In the wee hours of the morning on Monday, February 15, my house, like many others across the state of Texas, lost power during a winter storm. For the next 48 hours, we wore layers of clothes and huddled under blankets as temperatures indoors dropped to about 40 degrees. Even after the power came on, water supplies were low, and the city of Austin was under a boil-water order.
This cold snap and series of storms were by far the worst I have encountered in the 23 years I have lived in town, but longtime Texans do remember other bad winter storms over the years. They are not utterly unprecedented.
So why was Texas so poorly prepared for a week of snow and freezing temperatures?
A lot of it has to do with how people make decisions about unlikely events.

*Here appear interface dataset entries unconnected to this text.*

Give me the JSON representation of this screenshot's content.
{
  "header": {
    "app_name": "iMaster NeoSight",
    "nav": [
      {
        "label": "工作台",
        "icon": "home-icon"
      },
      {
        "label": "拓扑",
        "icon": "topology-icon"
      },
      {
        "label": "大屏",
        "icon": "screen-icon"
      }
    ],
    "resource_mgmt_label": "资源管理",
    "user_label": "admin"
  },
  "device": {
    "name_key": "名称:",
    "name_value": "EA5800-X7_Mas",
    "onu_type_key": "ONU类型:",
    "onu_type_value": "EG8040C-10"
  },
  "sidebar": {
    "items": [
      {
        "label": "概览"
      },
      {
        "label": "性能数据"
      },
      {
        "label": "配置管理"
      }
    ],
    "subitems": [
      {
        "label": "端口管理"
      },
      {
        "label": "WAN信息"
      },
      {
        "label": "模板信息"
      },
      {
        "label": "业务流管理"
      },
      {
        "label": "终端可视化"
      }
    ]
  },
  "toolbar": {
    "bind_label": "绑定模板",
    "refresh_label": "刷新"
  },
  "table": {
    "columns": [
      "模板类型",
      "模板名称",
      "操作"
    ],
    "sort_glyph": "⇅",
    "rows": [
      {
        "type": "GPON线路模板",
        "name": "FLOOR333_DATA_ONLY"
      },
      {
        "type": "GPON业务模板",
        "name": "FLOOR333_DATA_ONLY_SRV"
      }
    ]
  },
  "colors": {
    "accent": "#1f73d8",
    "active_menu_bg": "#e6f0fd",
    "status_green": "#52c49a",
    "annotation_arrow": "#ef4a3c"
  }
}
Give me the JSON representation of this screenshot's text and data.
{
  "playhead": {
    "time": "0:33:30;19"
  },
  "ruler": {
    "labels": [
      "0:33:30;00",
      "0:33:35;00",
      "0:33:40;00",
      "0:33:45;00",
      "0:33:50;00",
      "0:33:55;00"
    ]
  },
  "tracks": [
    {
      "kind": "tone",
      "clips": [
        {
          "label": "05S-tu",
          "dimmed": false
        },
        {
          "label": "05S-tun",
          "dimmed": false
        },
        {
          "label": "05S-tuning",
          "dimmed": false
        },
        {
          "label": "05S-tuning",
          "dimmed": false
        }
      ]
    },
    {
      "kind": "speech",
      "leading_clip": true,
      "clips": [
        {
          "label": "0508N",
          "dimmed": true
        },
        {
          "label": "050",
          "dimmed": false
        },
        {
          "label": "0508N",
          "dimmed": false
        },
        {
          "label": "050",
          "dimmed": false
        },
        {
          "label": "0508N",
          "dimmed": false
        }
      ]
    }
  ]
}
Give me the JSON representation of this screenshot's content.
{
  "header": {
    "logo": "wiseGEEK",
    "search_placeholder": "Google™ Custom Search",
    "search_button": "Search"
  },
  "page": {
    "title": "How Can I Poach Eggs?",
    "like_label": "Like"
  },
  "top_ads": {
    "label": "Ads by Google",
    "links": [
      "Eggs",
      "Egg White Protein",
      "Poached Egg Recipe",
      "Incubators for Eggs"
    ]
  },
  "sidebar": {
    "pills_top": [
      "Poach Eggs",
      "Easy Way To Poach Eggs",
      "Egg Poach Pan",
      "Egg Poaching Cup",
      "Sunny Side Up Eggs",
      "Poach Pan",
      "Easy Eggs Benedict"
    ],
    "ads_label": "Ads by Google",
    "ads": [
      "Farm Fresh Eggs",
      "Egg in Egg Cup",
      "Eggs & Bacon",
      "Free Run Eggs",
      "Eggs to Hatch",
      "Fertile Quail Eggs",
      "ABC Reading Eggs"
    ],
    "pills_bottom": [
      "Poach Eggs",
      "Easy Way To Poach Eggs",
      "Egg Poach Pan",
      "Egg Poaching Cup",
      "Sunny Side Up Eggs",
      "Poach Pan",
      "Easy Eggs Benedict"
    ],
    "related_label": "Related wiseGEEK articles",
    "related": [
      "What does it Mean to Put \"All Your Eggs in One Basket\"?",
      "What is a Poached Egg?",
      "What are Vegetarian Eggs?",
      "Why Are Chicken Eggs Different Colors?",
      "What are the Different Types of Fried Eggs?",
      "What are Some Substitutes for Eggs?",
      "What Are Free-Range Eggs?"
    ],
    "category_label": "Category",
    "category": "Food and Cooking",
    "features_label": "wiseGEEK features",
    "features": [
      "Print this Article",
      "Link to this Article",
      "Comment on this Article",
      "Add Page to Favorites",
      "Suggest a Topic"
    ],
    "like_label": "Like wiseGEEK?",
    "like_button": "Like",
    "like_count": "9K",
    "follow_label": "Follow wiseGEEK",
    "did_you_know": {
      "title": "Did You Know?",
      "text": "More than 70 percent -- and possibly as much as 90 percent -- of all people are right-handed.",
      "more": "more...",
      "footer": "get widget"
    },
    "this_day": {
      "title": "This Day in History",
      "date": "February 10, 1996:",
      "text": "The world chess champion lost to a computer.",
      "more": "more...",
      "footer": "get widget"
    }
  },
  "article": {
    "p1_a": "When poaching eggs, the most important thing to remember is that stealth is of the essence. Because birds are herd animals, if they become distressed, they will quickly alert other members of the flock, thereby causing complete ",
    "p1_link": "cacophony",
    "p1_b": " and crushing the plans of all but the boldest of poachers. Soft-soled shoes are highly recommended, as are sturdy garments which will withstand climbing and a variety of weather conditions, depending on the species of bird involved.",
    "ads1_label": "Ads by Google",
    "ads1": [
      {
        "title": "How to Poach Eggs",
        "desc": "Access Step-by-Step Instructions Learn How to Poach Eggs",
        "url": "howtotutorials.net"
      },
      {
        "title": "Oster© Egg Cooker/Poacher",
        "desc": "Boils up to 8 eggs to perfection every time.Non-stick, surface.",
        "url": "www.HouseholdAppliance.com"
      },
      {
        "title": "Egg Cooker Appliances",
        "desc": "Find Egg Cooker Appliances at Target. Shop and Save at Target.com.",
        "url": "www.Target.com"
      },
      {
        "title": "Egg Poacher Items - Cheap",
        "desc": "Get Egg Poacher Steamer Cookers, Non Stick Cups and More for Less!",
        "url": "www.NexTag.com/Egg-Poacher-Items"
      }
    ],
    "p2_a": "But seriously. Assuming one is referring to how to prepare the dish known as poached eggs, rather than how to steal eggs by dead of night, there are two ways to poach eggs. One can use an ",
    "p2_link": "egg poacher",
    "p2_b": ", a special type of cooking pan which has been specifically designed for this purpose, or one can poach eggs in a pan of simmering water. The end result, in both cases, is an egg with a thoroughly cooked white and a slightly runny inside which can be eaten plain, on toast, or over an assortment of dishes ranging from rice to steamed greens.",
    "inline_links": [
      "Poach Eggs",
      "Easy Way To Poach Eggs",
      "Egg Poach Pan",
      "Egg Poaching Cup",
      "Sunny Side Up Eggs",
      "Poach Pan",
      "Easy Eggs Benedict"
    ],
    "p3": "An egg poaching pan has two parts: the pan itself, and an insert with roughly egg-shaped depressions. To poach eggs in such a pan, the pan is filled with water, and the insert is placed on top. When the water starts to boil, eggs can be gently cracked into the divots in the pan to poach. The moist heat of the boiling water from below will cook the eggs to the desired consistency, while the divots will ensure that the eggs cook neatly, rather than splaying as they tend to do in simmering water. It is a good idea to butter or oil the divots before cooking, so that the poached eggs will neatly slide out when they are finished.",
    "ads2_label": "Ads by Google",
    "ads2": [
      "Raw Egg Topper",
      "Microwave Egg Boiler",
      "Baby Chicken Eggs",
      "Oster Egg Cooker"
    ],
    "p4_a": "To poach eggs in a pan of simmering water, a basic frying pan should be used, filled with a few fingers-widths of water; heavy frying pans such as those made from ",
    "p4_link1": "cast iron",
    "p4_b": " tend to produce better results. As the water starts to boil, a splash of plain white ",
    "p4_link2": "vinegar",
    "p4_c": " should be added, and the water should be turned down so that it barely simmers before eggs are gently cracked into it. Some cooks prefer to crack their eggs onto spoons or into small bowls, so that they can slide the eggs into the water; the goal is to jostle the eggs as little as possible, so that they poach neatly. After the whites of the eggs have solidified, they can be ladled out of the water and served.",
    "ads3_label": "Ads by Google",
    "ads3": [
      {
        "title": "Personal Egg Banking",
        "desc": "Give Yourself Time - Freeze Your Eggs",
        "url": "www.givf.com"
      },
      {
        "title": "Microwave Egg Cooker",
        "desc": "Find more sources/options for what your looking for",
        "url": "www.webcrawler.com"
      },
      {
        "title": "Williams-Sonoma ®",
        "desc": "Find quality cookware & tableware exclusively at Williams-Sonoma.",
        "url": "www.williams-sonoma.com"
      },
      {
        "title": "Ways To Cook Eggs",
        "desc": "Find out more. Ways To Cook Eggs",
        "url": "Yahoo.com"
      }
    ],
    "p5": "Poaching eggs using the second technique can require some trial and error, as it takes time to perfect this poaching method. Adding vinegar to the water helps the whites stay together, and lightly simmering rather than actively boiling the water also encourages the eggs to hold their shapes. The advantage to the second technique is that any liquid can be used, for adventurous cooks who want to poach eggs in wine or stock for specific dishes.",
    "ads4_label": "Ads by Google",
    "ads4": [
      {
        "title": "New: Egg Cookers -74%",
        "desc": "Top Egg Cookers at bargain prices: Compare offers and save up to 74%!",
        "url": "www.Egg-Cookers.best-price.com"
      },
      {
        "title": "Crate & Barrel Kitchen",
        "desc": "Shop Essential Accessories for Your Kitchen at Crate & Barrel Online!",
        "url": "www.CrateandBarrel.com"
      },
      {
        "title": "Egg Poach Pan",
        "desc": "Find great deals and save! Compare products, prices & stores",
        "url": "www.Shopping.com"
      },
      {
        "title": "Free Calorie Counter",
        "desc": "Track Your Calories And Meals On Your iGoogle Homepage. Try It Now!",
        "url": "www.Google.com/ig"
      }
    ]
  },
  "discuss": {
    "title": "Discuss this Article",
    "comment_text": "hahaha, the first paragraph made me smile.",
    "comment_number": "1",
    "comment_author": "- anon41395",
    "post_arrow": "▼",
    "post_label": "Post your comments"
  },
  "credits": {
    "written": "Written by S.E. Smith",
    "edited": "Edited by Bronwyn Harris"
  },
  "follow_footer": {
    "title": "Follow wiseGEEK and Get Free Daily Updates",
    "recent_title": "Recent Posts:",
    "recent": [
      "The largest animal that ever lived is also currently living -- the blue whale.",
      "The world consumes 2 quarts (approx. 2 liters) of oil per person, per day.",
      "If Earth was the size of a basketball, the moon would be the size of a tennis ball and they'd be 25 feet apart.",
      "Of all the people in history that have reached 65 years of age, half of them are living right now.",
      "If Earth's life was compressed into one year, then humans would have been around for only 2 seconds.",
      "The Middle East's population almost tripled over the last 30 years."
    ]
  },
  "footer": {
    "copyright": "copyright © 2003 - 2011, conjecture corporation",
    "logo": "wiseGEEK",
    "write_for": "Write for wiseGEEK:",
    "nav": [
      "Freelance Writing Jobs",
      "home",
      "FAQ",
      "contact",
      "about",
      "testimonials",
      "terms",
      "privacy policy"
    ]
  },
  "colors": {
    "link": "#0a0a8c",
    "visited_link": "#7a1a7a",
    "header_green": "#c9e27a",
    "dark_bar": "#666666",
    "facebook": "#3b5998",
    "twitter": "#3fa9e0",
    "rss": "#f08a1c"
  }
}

People generally have difficulty with understanding very small probabilities—and, importantly, how those small probabilities affect large populations.